* ACTIVITY *
Check each line of the data, and copy those where "task" appears.

**** PROVIDED ENTRIES ****

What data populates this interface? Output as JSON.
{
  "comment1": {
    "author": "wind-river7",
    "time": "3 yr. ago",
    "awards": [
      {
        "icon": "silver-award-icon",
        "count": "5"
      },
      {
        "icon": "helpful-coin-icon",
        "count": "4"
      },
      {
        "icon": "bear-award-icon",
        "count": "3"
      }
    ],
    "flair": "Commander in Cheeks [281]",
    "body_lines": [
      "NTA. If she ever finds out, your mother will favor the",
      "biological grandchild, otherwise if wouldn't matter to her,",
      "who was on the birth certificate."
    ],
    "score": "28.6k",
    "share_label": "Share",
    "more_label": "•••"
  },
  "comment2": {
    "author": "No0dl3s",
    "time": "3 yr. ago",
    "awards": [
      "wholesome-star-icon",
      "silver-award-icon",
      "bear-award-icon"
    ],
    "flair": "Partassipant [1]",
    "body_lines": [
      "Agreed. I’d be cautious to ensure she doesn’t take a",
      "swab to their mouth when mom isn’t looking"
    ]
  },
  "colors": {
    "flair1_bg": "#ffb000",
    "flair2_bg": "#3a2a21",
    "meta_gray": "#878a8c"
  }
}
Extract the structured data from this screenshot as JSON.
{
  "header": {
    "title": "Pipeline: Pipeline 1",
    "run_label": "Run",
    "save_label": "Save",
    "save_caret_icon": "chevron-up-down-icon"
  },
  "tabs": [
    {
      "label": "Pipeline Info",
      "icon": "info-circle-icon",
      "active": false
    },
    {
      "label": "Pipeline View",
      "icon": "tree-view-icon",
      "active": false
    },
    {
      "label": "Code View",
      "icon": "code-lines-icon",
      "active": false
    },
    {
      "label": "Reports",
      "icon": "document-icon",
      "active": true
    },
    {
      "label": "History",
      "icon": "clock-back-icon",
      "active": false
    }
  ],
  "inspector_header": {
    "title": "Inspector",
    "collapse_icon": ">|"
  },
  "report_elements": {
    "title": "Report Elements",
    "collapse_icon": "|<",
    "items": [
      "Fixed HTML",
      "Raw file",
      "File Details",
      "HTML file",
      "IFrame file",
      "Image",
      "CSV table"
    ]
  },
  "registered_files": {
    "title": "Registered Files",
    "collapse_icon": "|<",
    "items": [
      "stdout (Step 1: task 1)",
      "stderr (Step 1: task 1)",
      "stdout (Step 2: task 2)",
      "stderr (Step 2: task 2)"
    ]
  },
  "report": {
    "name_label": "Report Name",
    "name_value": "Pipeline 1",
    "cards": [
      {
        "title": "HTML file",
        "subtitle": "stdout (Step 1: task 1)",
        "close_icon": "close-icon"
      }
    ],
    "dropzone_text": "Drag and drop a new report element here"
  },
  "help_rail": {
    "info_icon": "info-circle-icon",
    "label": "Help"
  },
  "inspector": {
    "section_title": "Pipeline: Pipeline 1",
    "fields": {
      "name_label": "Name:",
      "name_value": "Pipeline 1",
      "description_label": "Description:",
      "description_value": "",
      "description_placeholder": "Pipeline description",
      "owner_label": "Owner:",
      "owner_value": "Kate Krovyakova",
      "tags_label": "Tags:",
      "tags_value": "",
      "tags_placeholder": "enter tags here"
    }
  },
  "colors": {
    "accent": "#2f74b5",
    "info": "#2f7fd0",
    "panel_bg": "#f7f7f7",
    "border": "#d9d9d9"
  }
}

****

* EXPECTED ANSWER *
      "stdout (Step 1: task 1)",
      "stderr (Step 1: task 1)",
      "stdout (Step 2: task 2)",
      "stderr (Step 2: task 2)"
        "subtitle": "stdout (Step 1: task 1)",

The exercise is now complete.